Black Out

When you’ve finished solving all problems in this contest, there’s no need to get bored, be- cause we introduce a new and fun game called Black Out! Grab a piece of paper and draw a table of 5 by 6 squares. Next, choose your favorite teammate to play against. Each player in turn selects one or more squares that are adjacent and in the same row or column, and colors them all black. Some of these squares may be black already, but at least one of them must not be. The winner is the player to color the last square(s) black.

Once you got the hang of it, you might want to try and write your own AI player. You can then submit it and let it play a few games against our (= the jury’s) player!

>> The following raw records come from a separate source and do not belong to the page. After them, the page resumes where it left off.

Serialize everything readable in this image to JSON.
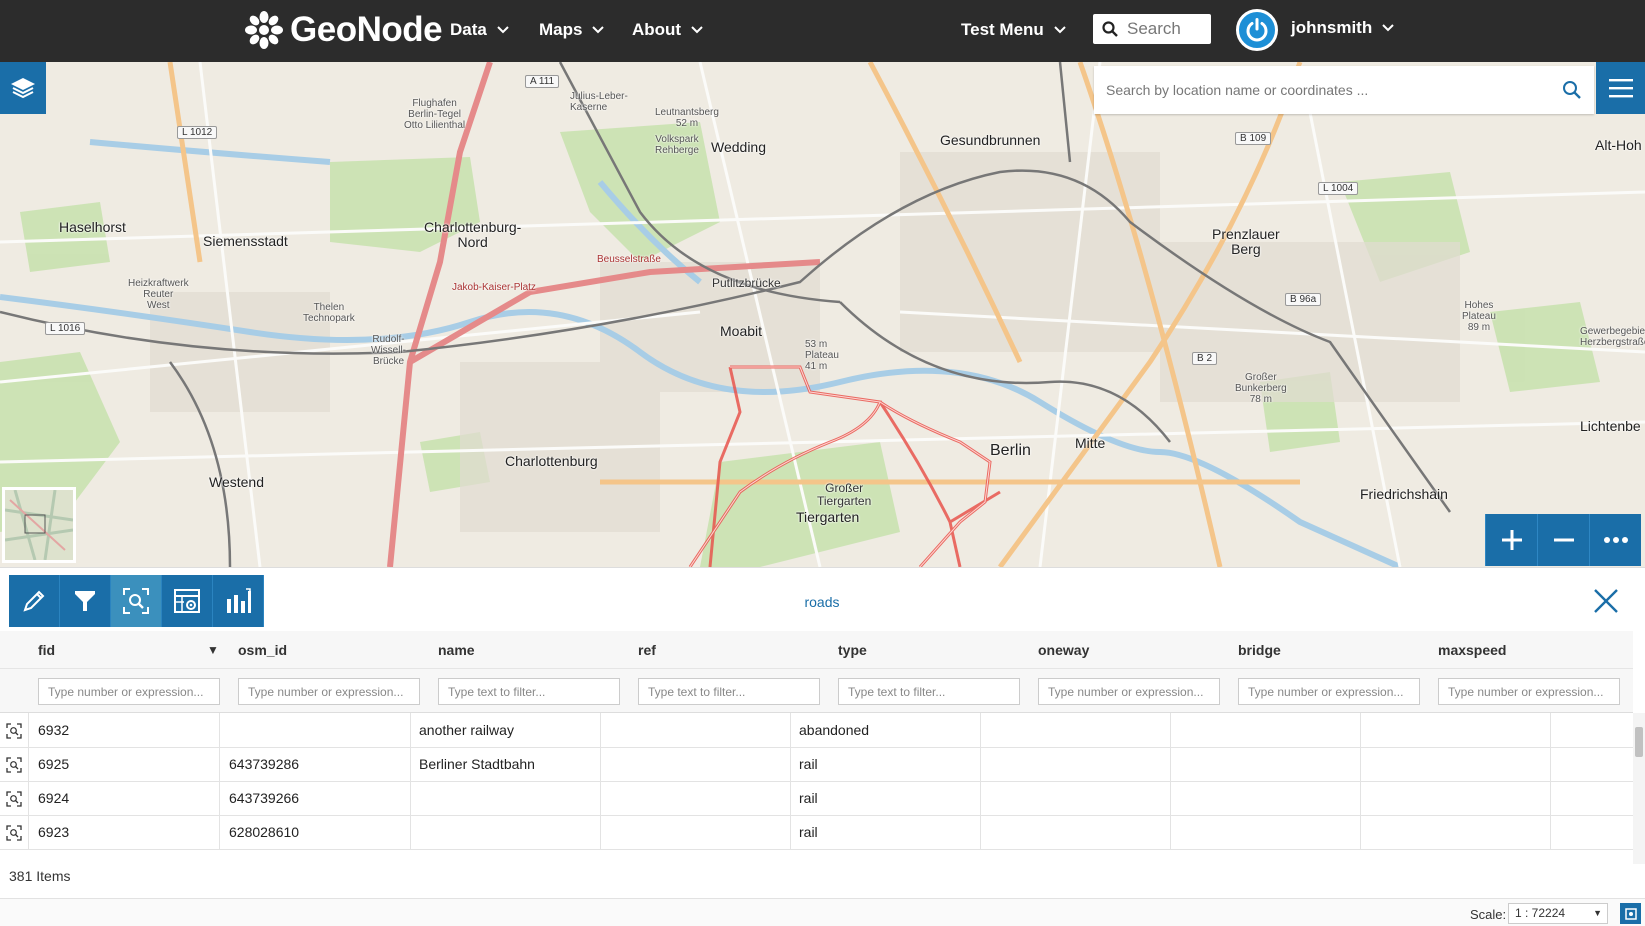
{
  "nav": {
    "brand": "GeoNode",
    "items": [
      {
        "label": "Data"
      },
      {
        "label": "Maps"
      },
      {
        "label": "About"
      }
    ],
    "test_menu": "Test Menu",
    "search_placeholder": "Search",
    "username": "johnsmith"
  },
  "map": {
    "search_placeholder": "Search by location name or coordinates ...",
    "labels": {
      "haselhorst": "Haselhorst",
      "siemensstadt": "Siemensstadt",
      "charlottenburg_nord": "Charlottenburg-\nNord",
      "wedding": "Wedding",
      "gesundbrunnen": "Gesundbrunnen",
      "prenzlauer_berg": "Prenzlauer\nBerg",
      "moabit": "Moabit",
      "putlitzbrucke": "Putlitzbrücke",
      "charlottenburg": "Charlottenburg",
      "westend": "Westend",
      "tiergarten": "Tiergarten",
      "grosser_tiergarten": "Großer\nTiergarten",
      "berlin": "Berlin",
      "mitte": "Mitte",
      "friedrichshain": "Friedrichshain",
      "lichtenberg": "Lichtenbe",
      "alt_hoh": "Alt-Hoh",
      "flughafen": "Flughafen\nBerlin-Tegel\nOtto Lilienthal",
      "thelen": "Thelen\nTechnopark",
      "rudolf": "Rudolf-\nWissell-\nBrücke",
      "jakob_kaiser": "Jakob-Kaiser-Platz",
      "beusselstrasse": "Beusselstraße",
      "julius_leber": "Julius-Leber-\nKaserne",
      "leutnantsberg": "Leutnantsberg\n52 m",
      "volkspark": "Volkspark\nRehberge",
      "grosser_bunkerberg": "Großer\nBunkerberg\n78 m",
      "hohes_plateau": "Hohes\nPlateau\n89 m",
      "gewerbegebiet": "Gewerbegebiet\nHerzbergstraße",
      "heizkraftwerk": "Heizkraftwerk\nReuter\nWest",
      "plateau": "53 m\nPlateau\n41 m"
    },
    "shields": [
      "A 111",
      "L 1012",
      "B 109",
      "L 1004",
      "B 96a",
      "B 2",
      "L 1016"
    ]
  },
  "panel": {
    "title": "roads",
    "tools": [
      "edit",
      "filter",
      "zoom-to-features",
      "settings",
      "chart"
    ]
  },
  "grid": {
    "columns": [
      {
        "key": "fid",
        "label": "fid",
        "placeholder": "Type number or expression..."
      },
      {
        "key": "osm_id",
        "label": "osm_id",
        "placeholder": "Type number or expression..."
      },
      {
        "key": "name",
        "label": "name",
        "placeholder": "Type text to filter..."
      },
      {
        "key": "ref",
        "label": "ref",
        "placeholder": "Type text to filter..."
      },
      {
        "key": "type",
        "label": "type",
        "placeholder": "Type text to filter..."
      },
      {
        "key": "oneway",
        "label": "oneway",
        "placeholder": "Type number or expression..."
      },
      {
        "key": "bridge",
        "label": "bridge",
        "placeholder": "Type number or expression..."
      },
      {
        "key": "maxspeed",
        "label": "maxspeed",
        "placeholder": "Type number or expression..."
      }
    ],
    "sort_indicator": "▼",
    "rows": [
      {
        "fid": "6932",
        "osm_id": "",
        "name": "another railway",
        "ref": "",
        "type": "abandoned",
        "oneway": "",
        "bridge": "",
        "maxspeed": ""
      },
      {
        "fid": "6925",
        "osm_id": "643739286",
        "name": "Berliner Stadtbahn",
        "ref": "",
        "type": "rail",
        "oneway": "",
        "bridge": "",
        "maxspeed": ""
      },
      {
        "fid": "6924",
        "osm_id": "643739266",
        "name": "",
        "ref": "",
        "type": "rail",
        "oneway": "",
        "bridge": "",
        "maxspeed": ""
      },
      {
        "fid": "6923",
        "osm_id": "628028610",
        "name": "",
        "ref": "",
        "type": "rail",
        "oneway": "",
        "bridge": "",
        "maxspeed": ""
      }
    ],
    "items_count": "381 Items"
  },
  "footer": {
    "scale_label": "Scale:",
    "scale_value": "1 : 72224"
  },
  "colors": {
    "nav_bg": "#2c2c2c",
    "accent": "#1a6ea8",
    "route_highlight": "#e8554e"
  }
}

After a lengthy analysis, we have managed to prove that the game is theoretically won by the player who starts, so we’ll gracefully let your player have the first move every time. If you manage to beat our player in every game, you’ll be awarded another point in this contest. But be careful: the jury’s player is not to be underestimated and will surely grab any chance it is offered! If you lose, you’ll get a Wrong Answer. Also note that we are not that patient, so make sure your player is quick to move.

\includegraphics[width=0.3\textwidth ]{blackout}
Figure 1: The move 2 6 5 6 as given in the sample makes all squares from $(2,6)$ to $(5,6)$ black. The squares $(3,6)$ and $(4,6)$ were black already.

Input and Output

This is a problem with interactive input and output, read the following description very carefully.

The first line of the input contains one positive number: the number of games, at most 100. Then, for each game:

  • Your program writes a move on a single line to standard output. A move consists of four space-separated integers $r_1$, $c_1$, $r_2$ and $c_2$ ($1 \le r1 \le r2 \le 5$ and $1 \le c1 \le c2 \le 6$; also, $r1 = r2$ and/or $c1 = c2$) on a single line: the row and column number of the two squares between which all squares are colored black (including the two indicated squares). In case only one square is colored black, $r1 = r2$ and $c1 = c2$.

  • After each move, our program writes one of the following two responses on a single line to standard input:

    • The word “MOVE”, followed by a single space, followed by four space-separated integers, representing the response of our program. Your program must now make another move.

    • The word “GAME”, indicating that the game has ended: either your program has won, or our program intends to make a move that ends the game in its favor.

Notes

  • Make sure to print a newline after your move.

C Users

  • Do setlinebuf(stdout); at the start of your program to make sure output is flushed correctly.

  • If you use scanf to read the moves (which we recommend), then do not read the newline character at the end. So, to read the input with scanf, use scanf("%s",s) and scanf("%d %d %d %d", &r1, &c1, &r2, &c2);.
    Also, do not use scanf("MOVE") or scanf("GAME").

C++ Users

  • Recommendation: use std::cin and std::cout to read input and write output. This will ensure output is flushed correctly.

Java users

  • Do not use buffered output; System.out.println will do fine.

Sample Interaction

Notes:

  • This example is merely to illustrate the communication between your program and the jury’s program; it does not demonstrate an example of optimal play for either player.

  • The extra newlines in the example below are for clarity only, to demonstrate the order of events; you should print exactly one newline character after each move, and the input contains no blank lines either.

Sample Input 1 Sample Output 1
1

MOVE 3 6 3 6

MOVE 4 2 4 6

MOVE 2 6 5 6

MOVE 3 1 5 1

MOVE 5 2 5 5

GAME
 
2 1 2 4

1 3 5 3

4 1 4 6

1 1 1 6

3 2 3 5

2 5 2 5